You mentioned in your original post that you'd like to have a metric comparing the current expected progress and actual percent complete (calculate what your eyes can see) and questioned whether "complete through" represented the current expected progress. For a non-summary task the "complete through" is simply duration multiplied by the entered percent complete value. For summary lines the relationship is a little more involved (basically a weighted average). So no, "complete through" is not expected progress.


Keep in mind that percent complete is a highly subjective metric. It is based on duration and actual duration and nothing is accomplished by the passage of time (i.e. duration) other than curing concrete or paint drying, etc. Actual progress should be based on effort (actual work) compared to estimated work for the task.


As Dale noted, the whole concept of expected versus actual is embodied in classic earned value metrics, although I've always taken exception to the concept of schedule variance based on cost. Aside from available earned value, what is the user's definition of "expected progress"?


If, as Dale suggested, the Tracking Gantt does not quite give what you want visually to "tweak the troops" into action, exactly what metric and visual display would work better? As I noted, anything can be coded with VBA, but will it mean anything?


My thoughts.

@John-project @Dale_HowardMVP 

Firstly thank you John and Dale for helping to clarify my though processes.  The particular situation which prompted this question is dealing with a situation were progress is against a pretty arbitrary assumption of how long a large number of documents will take to be modified by a number of teams.  The better teams have off plan excel trackers which give the % complete and in the weaker situations it is a bit “finger in the air”.  Many of the teams are behind which is “clear” to see on the progress line but it is harder to throw this slippage into the future.


As the tasks have no element of work to them in the way that we three would normally use the term all the normal metrics and approaches we’d use (for instance Dale’s excellent approach) don’t work and we're dealing with "duration".


I want to arm the PM with a graphic which illustrates to the senior team (who can then apply their pressure to the other sections of the organisation to get progress back on track) the impact of the current slippage.  The simplest version of this is a picture where the current slippage is added to the current assumed end points which will illustrate how badly this slippage could impact the delivery date.


John’s comment about % complete of duration and paint drying triggered a thought that this is exactly what the eye sees when looking at the progress line so with that in mind I can calculate the “expected duration done” by subtracting the start from status date:
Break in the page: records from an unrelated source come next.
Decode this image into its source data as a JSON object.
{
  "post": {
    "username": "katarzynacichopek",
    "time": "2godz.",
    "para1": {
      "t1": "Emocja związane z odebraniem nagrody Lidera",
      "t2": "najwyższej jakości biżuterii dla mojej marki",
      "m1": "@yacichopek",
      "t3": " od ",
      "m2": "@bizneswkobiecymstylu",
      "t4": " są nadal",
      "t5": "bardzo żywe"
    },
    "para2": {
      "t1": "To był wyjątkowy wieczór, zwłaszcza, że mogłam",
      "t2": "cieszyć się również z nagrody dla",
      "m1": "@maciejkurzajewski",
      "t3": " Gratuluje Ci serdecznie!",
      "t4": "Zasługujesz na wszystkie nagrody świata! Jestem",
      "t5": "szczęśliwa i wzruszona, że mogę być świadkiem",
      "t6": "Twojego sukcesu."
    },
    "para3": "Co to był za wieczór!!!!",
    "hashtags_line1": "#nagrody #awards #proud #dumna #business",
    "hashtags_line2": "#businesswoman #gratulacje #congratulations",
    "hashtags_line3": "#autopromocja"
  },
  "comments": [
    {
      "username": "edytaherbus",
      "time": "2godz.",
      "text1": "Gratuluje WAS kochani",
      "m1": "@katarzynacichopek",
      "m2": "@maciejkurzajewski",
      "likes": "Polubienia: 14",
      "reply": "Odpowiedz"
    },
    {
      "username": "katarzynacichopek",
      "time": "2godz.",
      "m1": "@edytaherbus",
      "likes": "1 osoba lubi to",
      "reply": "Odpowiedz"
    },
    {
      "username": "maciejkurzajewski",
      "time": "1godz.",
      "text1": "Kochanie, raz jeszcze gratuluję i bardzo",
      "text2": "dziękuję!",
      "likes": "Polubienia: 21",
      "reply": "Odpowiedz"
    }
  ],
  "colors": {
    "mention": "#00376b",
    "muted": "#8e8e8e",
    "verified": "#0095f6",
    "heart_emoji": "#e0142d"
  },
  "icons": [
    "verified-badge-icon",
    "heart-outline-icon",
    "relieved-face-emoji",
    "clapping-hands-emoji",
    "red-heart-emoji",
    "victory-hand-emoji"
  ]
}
Exp Duration Done = ProjDateDiff([Start],[Status Date],[Project Calendar])/480

Duration Done = ([duration]/480)*([% complete]/100)  (divided by 480 as duration is counted in minutes and 60*8h =1d)

Duration gap = Exp Duration done – Actual Duration


Thus I can ad duration gap to current finish to get the impact of the slippage and display this on the Gantt view as a thin line.

[Finish 10] Expected Finish = ProjDateAdd([Finish],[Number17]*480,[Project Calendar])


This only applies to tasks which is OK as that is what I am looking at. 

It also assumes that I have updated the plan to move incomplete items’ finish date into the future however if this wasn’t the case an new formula using ProDateDiff to add the remaining Duration to the status date could be used:

IIf([Status]=2 And [Finish]<[Status Date],ProjDateAdd([Status Date],(([Duration]/480)-[Number16])*480,[Project Calendar]),ProjDateAdd([Finish],[Number17]*480,[Project Calendar])).


Thanks to both of your for your help,  it is very useful to other minds to bounce things off :)

@John-project -- Nice comments, John.  Thanks for sharing.  :)